### PROBLEM DESCRIPTION
Only the number is needed: count the lines below that hold the string "name".

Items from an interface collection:
------------------------------------------------------------------------
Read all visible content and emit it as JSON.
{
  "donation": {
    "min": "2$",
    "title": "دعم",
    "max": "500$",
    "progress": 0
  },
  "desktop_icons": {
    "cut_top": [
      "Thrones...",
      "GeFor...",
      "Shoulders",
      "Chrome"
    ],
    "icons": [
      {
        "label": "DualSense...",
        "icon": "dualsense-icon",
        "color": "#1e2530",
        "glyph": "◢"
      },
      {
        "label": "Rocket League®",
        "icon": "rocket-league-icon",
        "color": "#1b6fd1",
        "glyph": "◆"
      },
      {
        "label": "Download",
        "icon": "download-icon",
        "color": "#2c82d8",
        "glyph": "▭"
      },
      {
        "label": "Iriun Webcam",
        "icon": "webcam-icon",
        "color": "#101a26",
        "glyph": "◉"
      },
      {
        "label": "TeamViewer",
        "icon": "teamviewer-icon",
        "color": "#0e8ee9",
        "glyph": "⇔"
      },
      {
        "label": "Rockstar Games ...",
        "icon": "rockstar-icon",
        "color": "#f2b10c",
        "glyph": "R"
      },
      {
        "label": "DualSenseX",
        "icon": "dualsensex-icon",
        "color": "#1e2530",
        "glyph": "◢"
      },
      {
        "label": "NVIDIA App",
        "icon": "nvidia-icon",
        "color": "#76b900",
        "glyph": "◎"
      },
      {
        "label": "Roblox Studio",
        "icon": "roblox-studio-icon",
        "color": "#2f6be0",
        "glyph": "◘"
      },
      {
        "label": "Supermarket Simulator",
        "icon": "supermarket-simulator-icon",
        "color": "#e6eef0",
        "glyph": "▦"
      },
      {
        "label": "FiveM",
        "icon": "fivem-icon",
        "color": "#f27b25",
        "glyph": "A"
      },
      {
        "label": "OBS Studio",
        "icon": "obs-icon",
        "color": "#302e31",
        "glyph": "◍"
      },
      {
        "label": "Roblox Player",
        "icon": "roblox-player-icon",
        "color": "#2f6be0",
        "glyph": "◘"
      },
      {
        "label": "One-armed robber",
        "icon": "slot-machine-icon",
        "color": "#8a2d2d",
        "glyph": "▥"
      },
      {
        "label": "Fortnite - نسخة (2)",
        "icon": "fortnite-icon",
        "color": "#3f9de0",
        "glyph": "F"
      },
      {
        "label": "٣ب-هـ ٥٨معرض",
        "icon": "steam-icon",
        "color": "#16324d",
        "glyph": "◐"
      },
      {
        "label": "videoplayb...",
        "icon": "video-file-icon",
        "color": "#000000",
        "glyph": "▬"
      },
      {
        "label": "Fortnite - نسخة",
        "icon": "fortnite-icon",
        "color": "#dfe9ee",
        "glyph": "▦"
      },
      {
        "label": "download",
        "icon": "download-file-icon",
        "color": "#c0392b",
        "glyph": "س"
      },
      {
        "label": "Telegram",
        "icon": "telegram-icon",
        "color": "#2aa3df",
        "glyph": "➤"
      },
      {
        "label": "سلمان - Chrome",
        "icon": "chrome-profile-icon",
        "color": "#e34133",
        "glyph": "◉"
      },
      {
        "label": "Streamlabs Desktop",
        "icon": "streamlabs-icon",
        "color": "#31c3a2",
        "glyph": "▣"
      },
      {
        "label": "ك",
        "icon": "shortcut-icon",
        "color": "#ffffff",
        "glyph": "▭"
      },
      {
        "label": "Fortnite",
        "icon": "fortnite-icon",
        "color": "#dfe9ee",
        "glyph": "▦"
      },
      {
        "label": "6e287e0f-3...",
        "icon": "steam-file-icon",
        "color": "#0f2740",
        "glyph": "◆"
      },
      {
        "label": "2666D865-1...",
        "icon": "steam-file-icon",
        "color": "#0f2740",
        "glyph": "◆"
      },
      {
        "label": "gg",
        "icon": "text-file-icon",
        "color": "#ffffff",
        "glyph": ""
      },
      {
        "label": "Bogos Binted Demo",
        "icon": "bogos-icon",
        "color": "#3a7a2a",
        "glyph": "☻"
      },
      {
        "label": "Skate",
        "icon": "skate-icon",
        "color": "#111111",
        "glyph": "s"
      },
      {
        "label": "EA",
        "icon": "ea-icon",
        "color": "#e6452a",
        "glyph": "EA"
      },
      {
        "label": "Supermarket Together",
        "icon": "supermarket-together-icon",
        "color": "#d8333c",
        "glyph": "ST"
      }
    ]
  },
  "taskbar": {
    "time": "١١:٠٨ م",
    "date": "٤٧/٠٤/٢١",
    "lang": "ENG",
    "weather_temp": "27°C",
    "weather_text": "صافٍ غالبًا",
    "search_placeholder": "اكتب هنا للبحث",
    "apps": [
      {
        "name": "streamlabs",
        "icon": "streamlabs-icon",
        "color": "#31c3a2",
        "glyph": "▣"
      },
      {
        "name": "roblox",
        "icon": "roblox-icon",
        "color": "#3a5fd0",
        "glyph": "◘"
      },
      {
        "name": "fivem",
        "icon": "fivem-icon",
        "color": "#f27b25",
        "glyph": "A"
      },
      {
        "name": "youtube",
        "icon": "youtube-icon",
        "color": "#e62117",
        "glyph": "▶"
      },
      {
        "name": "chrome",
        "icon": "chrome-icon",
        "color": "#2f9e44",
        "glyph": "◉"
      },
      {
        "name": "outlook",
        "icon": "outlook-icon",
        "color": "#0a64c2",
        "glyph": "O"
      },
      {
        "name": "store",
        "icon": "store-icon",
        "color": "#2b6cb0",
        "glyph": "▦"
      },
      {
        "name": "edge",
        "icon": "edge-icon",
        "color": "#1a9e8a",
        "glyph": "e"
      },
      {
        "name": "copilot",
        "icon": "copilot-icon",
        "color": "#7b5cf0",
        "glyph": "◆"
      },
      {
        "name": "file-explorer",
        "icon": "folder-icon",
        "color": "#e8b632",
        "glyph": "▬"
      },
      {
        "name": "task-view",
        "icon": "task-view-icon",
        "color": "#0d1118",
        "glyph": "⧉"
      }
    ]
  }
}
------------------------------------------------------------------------
### RESPONSE BOX
11